→ **Activity**:
Filter the entries for the word "WSDL". Copy each line in which it occurs.

┄┄┄┄┄┄┄┄┄┄

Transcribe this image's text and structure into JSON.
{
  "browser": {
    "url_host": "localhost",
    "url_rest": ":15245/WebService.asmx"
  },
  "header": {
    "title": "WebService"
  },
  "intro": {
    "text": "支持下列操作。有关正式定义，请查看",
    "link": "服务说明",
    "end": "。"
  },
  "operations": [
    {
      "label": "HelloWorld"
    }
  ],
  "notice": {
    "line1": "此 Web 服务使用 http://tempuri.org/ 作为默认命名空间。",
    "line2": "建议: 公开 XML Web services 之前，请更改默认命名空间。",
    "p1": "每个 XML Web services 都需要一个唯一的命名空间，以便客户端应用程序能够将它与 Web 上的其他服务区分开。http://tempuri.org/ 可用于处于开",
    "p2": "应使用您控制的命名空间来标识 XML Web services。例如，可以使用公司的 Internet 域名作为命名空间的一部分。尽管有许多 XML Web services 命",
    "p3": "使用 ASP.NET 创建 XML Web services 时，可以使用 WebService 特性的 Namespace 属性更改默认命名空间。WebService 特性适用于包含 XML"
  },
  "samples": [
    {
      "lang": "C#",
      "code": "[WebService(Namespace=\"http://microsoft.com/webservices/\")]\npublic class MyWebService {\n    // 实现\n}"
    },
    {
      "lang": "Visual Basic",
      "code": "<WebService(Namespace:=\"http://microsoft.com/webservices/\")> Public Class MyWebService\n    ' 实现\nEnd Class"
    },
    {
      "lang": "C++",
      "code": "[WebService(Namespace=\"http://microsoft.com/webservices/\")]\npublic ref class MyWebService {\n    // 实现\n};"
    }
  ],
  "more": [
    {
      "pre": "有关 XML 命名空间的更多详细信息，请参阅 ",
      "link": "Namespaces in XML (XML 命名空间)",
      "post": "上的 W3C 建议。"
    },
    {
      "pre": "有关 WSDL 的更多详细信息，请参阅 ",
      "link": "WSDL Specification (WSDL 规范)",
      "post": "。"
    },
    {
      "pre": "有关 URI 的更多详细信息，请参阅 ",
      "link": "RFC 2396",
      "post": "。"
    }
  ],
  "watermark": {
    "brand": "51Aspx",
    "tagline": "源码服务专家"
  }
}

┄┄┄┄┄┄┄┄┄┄

→ **Reply**:
      "pre": "有关 WSDL 的更多详细信息，请参阅 ",
      "link": "WSDL Specification (WSDL 规范)",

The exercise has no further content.